Task input START

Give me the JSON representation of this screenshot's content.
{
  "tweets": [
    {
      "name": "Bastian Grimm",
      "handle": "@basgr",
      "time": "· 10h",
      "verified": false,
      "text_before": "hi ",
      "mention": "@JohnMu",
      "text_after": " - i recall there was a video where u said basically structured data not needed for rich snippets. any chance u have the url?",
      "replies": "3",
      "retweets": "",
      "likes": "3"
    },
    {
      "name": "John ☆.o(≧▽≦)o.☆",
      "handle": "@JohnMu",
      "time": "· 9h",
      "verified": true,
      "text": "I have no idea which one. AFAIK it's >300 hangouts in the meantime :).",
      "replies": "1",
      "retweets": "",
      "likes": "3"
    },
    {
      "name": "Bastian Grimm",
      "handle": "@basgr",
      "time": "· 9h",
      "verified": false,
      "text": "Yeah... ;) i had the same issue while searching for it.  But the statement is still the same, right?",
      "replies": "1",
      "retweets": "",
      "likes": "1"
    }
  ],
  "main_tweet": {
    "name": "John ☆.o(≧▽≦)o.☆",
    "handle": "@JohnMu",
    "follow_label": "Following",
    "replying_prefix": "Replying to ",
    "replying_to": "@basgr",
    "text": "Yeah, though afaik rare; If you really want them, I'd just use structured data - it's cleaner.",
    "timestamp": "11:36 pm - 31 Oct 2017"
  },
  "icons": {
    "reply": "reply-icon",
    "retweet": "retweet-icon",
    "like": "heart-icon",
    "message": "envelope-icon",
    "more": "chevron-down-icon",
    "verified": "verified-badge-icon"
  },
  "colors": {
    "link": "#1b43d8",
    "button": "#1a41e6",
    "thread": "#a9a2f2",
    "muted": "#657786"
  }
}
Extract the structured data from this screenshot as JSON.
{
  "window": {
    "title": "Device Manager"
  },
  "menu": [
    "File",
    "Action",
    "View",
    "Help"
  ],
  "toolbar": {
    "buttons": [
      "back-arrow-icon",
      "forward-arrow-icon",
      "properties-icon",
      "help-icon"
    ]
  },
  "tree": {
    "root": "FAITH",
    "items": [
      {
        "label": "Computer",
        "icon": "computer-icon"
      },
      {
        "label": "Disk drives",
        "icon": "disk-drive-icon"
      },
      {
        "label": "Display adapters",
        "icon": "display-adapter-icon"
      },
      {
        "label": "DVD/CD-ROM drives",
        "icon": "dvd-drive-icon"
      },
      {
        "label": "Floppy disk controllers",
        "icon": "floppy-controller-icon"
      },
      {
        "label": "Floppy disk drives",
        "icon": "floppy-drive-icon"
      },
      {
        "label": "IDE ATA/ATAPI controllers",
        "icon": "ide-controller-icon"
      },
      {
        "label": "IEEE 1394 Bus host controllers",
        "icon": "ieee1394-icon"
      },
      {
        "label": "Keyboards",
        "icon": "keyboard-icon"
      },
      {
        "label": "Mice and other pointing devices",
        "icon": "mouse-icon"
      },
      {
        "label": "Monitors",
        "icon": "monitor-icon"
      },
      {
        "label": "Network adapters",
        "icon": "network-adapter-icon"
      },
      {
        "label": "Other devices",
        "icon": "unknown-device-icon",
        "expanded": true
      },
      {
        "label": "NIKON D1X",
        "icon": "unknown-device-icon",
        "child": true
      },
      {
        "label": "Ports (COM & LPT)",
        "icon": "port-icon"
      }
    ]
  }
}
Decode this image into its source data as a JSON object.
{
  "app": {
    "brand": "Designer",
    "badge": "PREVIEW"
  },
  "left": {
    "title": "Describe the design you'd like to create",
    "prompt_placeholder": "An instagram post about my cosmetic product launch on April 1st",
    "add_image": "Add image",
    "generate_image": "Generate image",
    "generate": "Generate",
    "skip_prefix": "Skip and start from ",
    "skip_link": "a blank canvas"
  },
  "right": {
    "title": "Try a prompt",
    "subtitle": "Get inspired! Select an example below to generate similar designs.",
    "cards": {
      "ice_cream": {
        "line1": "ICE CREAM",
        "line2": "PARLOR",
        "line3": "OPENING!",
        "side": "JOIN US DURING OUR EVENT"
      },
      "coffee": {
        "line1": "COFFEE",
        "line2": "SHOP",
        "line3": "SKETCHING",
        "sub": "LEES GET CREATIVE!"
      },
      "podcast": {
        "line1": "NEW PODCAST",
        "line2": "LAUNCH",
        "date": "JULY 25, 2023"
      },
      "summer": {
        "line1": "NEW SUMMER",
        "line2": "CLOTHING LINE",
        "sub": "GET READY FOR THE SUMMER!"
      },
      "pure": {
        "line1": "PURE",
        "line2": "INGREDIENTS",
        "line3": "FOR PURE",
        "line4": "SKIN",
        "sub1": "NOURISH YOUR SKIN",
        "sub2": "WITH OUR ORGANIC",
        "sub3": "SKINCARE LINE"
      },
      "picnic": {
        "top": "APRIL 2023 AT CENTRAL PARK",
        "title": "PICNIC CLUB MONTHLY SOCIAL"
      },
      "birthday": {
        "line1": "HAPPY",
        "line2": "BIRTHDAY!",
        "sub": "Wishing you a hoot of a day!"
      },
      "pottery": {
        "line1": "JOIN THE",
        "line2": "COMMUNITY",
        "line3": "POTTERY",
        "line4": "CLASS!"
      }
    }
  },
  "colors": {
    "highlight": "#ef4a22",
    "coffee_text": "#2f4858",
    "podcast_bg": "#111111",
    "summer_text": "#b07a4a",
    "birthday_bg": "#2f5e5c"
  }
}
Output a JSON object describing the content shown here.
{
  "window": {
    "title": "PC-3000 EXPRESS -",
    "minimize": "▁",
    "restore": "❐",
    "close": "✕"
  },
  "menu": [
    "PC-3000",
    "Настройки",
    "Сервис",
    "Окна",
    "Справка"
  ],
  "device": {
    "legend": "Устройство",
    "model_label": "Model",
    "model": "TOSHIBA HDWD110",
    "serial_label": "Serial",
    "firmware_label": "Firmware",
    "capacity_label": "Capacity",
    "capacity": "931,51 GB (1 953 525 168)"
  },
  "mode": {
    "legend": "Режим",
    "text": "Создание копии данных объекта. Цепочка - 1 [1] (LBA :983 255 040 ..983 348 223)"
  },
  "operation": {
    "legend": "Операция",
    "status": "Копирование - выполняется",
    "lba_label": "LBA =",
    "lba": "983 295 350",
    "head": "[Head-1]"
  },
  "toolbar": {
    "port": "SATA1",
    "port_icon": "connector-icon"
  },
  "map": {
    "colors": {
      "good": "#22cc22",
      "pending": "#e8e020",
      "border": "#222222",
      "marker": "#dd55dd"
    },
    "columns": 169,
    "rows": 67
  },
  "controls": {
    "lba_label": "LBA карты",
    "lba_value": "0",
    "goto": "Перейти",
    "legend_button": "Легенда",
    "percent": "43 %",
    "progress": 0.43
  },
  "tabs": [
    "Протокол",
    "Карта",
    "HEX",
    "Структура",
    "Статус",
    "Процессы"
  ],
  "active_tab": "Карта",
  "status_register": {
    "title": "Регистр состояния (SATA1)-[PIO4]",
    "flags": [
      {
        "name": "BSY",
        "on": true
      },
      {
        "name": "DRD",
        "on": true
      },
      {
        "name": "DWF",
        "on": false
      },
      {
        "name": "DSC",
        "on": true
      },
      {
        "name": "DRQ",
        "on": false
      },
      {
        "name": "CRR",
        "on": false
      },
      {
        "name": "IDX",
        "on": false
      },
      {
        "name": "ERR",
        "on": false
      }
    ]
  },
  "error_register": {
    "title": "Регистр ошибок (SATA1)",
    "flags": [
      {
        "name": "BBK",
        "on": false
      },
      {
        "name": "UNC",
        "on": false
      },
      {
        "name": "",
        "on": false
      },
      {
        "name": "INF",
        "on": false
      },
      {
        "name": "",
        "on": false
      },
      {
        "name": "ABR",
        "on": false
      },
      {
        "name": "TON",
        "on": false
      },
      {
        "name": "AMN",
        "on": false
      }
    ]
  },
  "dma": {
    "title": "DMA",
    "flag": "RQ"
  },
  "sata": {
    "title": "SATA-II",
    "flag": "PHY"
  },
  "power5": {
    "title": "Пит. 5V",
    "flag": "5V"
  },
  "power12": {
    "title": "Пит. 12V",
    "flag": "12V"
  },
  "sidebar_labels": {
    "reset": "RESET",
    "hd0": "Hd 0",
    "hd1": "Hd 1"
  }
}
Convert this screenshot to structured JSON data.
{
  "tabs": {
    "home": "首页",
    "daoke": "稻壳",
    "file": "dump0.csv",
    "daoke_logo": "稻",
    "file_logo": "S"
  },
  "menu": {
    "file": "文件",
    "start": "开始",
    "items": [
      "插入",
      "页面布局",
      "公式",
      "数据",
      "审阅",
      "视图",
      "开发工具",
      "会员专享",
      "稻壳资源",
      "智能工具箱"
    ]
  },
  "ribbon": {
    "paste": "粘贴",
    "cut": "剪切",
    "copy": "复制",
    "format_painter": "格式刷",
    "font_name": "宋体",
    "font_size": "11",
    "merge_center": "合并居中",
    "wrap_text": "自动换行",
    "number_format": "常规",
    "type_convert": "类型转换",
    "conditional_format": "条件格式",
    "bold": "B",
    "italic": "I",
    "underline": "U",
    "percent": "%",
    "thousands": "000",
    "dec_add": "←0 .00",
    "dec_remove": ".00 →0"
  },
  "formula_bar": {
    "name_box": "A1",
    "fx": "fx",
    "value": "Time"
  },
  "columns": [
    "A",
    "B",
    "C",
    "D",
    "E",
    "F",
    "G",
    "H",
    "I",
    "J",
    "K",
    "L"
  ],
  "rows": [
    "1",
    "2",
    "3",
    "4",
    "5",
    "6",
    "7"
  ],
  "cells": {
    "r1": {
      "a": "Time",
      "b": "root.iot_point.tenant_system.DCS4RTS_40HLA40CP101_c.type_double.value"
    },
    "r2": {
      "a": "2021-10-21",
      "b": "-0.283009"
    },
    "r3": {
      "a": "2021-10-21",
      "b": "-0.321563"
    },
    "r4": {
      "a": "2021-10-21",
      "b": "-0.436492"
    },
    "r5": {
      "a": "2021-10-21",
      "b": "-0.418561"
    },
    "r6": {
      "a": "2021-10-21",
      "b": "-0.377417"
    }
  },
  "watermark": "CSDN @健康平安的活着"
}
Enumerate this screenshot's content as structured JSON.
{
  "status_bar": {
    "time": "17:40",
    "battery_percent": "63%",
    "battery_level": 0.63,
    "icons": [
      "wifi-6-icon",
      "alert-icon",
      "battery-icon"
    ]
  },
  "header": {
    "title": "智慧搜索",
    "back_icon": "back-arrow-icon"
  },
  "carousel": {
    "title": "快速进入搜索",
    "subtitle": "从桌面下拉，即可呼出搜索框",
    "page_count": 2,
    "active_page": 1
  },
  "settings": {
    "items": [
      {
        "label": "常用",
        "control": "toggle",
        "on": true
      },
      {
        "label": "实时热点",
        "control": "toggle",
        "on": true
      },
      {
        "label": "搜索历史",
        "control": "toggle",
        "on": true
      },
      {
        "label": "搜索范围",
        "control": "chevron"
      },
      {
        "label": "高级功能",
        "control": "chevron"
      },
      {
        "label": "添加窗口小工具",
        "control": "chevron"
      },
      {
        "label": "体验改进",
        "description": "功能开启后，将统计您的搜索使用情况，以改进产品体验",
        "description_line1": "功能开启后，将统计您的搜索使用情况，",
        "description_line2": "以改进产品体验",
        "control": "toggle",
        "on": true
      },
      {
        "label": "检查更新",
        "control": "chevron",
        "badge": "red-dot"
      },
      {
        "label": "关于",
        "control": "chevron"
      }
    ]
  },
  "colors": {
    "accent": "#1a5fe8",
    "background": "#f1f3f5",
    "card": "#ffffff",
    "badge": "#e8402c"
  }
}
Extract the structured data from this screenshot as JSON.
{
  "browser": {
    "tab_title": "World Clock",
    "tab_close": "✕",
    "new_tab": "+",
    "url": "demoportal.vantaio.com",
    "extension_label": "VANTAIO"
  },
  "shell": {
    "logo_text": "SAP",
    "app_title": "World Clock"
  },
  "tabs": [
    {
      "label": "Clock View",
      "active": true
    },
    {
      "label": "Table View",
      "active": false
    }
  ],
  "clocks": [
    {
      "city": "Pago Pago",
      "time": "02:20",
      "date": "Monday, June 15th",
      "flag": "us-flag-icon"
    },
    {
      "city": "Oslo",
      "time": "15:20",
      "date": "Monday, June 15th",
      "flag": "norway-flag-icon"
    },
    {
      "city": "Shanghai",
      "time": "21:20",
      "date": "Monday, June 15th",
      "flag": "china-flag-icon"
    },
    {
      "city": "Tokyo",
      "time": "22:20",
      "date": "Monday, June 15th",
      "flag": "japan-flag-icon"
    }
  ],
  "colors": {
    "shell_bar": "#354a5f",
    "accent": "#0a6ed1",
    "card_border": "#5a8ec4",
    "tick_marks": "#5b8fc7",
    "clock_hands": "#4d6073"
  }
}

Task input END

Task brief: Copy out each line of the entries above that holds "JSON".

Answer for this exercise:
Give me the JSON representation of this screenshot's content.
Extract the structured data from this screenshot as JSON.
Decode this image into its source data as a JSON object.
Output a JSON object describing the content shown here.
Convert this screenshot to structured JSON data.
Enumerate this screenshot's content as structured JSON.
Extract the structured data from this screenshot as JSON.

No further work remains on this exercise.